Owning the “platform”

During yesterday’s post, I had to confirm whether the Warwick Cheese Shoppe and a similarly named restaurant in Williamsburg were in fact a local chain or two similarly named businesses in the same region, with an eerily similar menus.

In searching the Facebook pages of both of these restaurants ranked high in the search results. The thing that was interesting is how much more frequently updated the Facebook pages are as compared to their web sites. Sure there is an ease of use, but the implications left me wondering.

Yesterday, Marco wrote about Medium with respect to writers, but the point is still relevant:

You can use someone else’s software, but still have your own ’platform”, if you’re hosting it from a domain name you control and are able to easily take your content and traffic with you to another tool or host at any time. You don’t need to go full-Stallman and build your own blogging engine from scratch on a Linux box in your closet — a Tumblr or Squarespace blog is perfectly fine if you use your own domain name and can export your data easily.

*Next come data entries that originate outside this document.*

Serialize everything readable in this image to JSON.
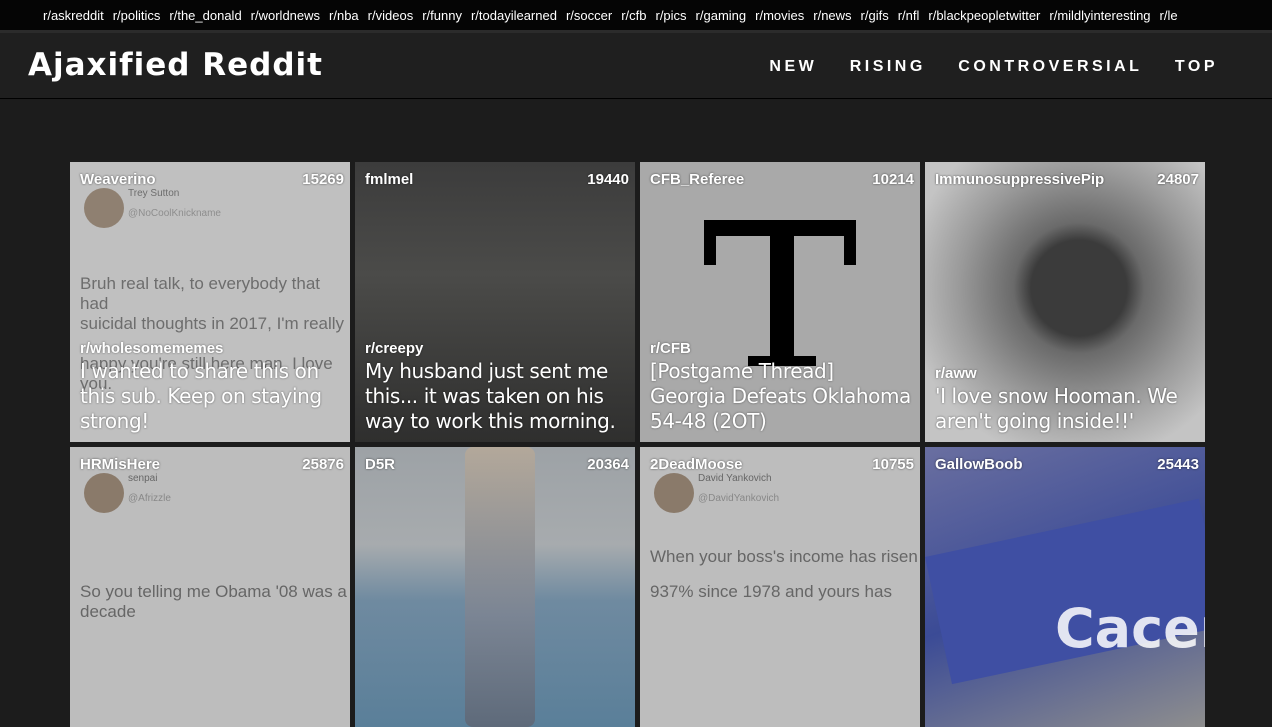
{
  "topbar": {
    "links": [
      "r/askreddit",
      "r/politics",
      "r/the_donald",
      "r/worldnews",
      "r/nba",
      "r/videos",
      "r/funny",
      "r/todayilearned",
      "r/soccer",
      "r/cfb",
      "r/pics",
      "r/gaming",
      "r/movies",
      "r/news",
      "r/gifs",
      "r/nfl",
      "r/blackpeopletwitter",
      "r/mildlyinteresting",
      "r/le"
    ]
  },
  "header": {
    "brand": "Ajaxified Reddit",
    "nav": [
      "NEW",
      "RISING",
      "CONTROVERSIAL",
      "TOP"
    ]
  },
  "posts": [
    {
      "author": "Weaverino",
      "score": "15269",
      "subreddit": "r/wholesomememes",
      "title": "I wanted to share this on this sub. Keep on staying strong!",
      "thumb": "tweet",
      "thumb_text": [
        "Trey Sutton",
        "@NoCoolKnickname",
        "Bruh real talk, to everybody that had",
        "suicidal thoughts in 2017, I'm really",
        "happy you're still here man. I love you."
      ]
    },
    {
      "author": "fmlmel",
      "score": "19440",
      "subreddit": "r/creepy",
      "title": "My husband just sent me this... it was taken on his way to work this morning.",
      "thumb": "dark"
    },
    {
      "author": "CFB_Referee",
      "score": "10214",
      "subreddit": "r/CFB",
      "title": "[Postgame Thread] Georgia Defeats Oklahoma 54-48 (2OT)",
      "thumb": "cfb"
    },
    {
      "author": "ImmunosuppressivePip",
      "score": "24807",
      "subreddit": "r/aww",
      "title": "'I love snow Hooman. We aren't going inside!!'",
      "thumb": "dog"
    },
    {
      "author": "HRMisHere",
      "score": "25876",
      "subreddit": "",
      "title": "",
      "thumb": "tweet",
      "thumb_text": [
        "senpai",
        "@Afrizzle",
        "So you telling me Obama '08 was a decade"
      ]
    },
    {
      "author": "D5R",
      "score": "20364",
      "subreddit": "",
      "title": "",
      "thumb": "pool"
    },
    {
      "author": "2DeadMoose",
      "score": "10755",
      "subreddit": "",
      "title": "",
      "thumb": "tweet",
      "thumb_text": [
        "David Yankovich",
        "@DavidYankovich",
        "When your boss's income has risen",
        "937% since 1978 and yours has"
      ]
    },
    {
      "author": "GallowBoob",
      "score": "25443",
      "subreddit": "",
      "title": "",
      "thumb": "stadium",
      "thumb_text": [
        "Cacem"
      ]
    }
  ],
  "colors": {
    "background": "#1c1c1c",
    "header": "#1f1f1f",
    "topbar": "#050505"
  }
}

I find it shocking to watch TV and see major corporations use “facebook.com/”. Why do companies give away their identity to other companies like Facebook? They can’t control how they are found, they can’t control who they appear next to. This makes no sense.